Public News skribent Julia Marin Hellewge gjorde (4/11) en helt riktig analys av varför Mitt Romney kunde förlora valet då hon skrev om minoriteternas betydelse för valutgången. /PN
Republicans are missing opportunities to connect with Hispanics and Blacks for the upcoming election, potentially giving Obama the opening for the win. But if the Democrats can’t get their people to the polls, Romney may be the 45th president of the U.S.
Analys av Julia Marin Hellewge
Blacks have been identifying with the Democratic Party since the presidencies of Franklin Delano Roosevelt and Lyndon B. Johnson. Before this time blacks tended to identify much more with the Republican Party, not surprisingly given Republican President Lincoln’s liberation of black slaves. But for a long time there was very limited mobilization of the minority since most were effectively disallowed to vote before the Voting Rights Act of 1964. It was the Democrats who realized that they could mobilize poor African Americans by focusing more heavily on economic issues such as welfare programs and minimum wage laws. In recent elections blacks have voted for Democrats in record numbers, often topping 90 percent which I would suggest is largely because of Democrats’ mobilization efforts and not because blacks agree narrowly with the democratic platform.
Hispanics (Latinos), in general, do not have the same long historical ties to the political parties as African Americans do. Instead Latinos are largely made up of immigrants (or are first or second generation Americans) who have attempted to reconcile their own political attitudes with one of the two U.S. parties. This has been very difficult for many Latinos (though not all, with Cubans being an important exception). Many Latinos are faced with a choice in whether to prioritize economic or social issues. Latinos tend to be Catholics who have conservative attitudes on social issues such as gay marriage, abortion, and birth control, consistent with the Republican platform. However, they are not only more likely to be of the middle and lower classes, but also value economic redistribution and welfare programs, which are instead consistent with the Democrats. Here again Democrats have been strategically proactive in mobilizing Latinos not only on economic issues but also on immigration. Studies have consistently found that most Latinos favor liberal immigration policies, and as such, immigration has become an effective point of mobilization.

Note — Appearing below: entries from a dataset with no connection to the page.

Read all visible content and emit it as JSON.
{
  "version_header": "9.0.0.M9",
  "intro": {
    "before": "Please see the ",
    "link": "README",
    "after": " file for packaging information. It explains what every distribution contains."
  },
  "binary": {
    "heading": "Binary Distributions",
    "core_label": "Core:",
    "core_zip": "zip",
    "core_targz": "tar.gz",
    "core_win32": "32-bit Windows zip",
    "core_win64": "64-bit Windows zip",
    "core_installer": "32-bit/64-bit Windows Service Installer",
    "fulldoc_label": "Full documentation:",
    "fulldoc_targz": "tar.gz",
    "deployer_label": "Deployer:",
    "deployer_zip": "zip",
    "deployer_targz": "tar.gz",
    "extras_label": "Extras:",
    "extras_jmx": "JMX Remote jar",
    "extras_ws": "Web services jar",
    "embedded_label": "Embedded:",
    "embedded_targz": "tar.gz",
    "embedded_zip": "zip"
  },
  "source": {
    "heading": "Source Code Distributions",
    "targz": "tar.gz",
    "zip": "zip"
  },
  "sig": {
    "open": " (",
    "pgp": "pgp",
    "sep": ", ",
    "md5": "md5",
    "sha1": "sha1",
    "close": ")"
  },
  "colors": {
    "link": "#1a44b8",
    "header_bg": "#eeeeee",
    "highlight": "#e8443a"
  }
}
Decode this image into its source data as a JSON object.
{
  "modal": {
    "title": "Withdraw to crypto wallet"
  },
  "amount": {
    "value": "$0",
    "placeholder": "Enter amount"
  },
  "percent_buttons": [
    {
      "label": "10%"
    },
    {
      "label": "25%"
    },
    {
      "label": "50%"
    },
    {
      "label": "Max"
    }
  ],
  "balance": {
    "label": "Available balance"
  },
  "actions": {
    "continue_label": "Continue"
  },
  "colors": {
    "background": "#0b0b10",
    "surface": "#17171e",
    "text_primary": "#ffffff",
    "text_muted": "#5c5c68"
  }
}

Demographic change favors Democrats
In the past few decades the Latino population has grown exponentially. In 1980 Latinos made up only 6.5 percent of the population, and in 2010 that number was over 16 percent. The growth between 2000 and 2010 alone was 43%, making the Latino vote increasingly important. Population projections predict that the United States will become “majority-minority” (meaning whites will be less than 50%) around year 2050. If the Democrats continue to serve as the party of the minority, this will have devastating effects for the Republicans. Republicans have not been as effective in taking a proactive mobilization strategy, and this flaw may cost them not only the 2012 election, but elections in years to come. Republicans overreliance on the aging white conservative block will turn them into a dying party, not because of poor values, agendas, or platforms, but because of poor political strategies.
So does this all mean that Republicans will inevitably continue to lose support? Not at all; that is if they are willing to change their strategies. If the Republicans adopt a platform that resonates better with the minority community they could be hard to stop. Given that not only Latinos, but also African Americans tend to favor moderate to liberal economic policies and conservative social policies (contrary to many white independents for whom the converse is true), Republicans should be able to re-mobilize large sectors of the minority vote in their favor. The Republicans need to shift their focus away from the old white rich voting block (let’s face it, they will keep voting for them regardless) and create a more moderate economic plan and stand by their conservative social values. With this type of agenda, partnered with a prioritization of social over economic issues, and a strong mobilization effort they could easily have won the upcoming election—but that’s not what they have done. Instead the Republican campaign and its, formerly moderate, front runner Mitt Romney have focused on trickledown economics which favors only the upper classes of U.S. society.
If Democratic Party ID is so strong-why is the election so close?
Simple, because it’s the white, rich, old people who vote. Voter turnout for minorities, less educated individuals, and poor people is notoriously low, even in presidential elections. This is why mobilization is so essential to winning an election. The Republicans maintain their conservative economic and social platform, rely on their voting block and hope, or work actively, to restrict, minority and lower classes’ vote. The Democratic Party has figured this out (again, they are seemingly the proactive, strategic party) and focus very heavily on their GOTV (Get Out The Vote) campaign. This is, again, a critical missed opportunity for the Republicans in failing to grab those socially conservative votes. To make things worse, it is very likely that they have lost the confidence of African American voters entirely, and that regardless of changes to their agenda that they will have a difficult time mobilizing this group; and if they’re not careful they will soon lose the Latinos as well.
My prediction of the 2012 presidential election is a clear reflection of the 2008 election; it will come down to voter turnout. The more people go vote, the higher the chance of Obama winning his second term.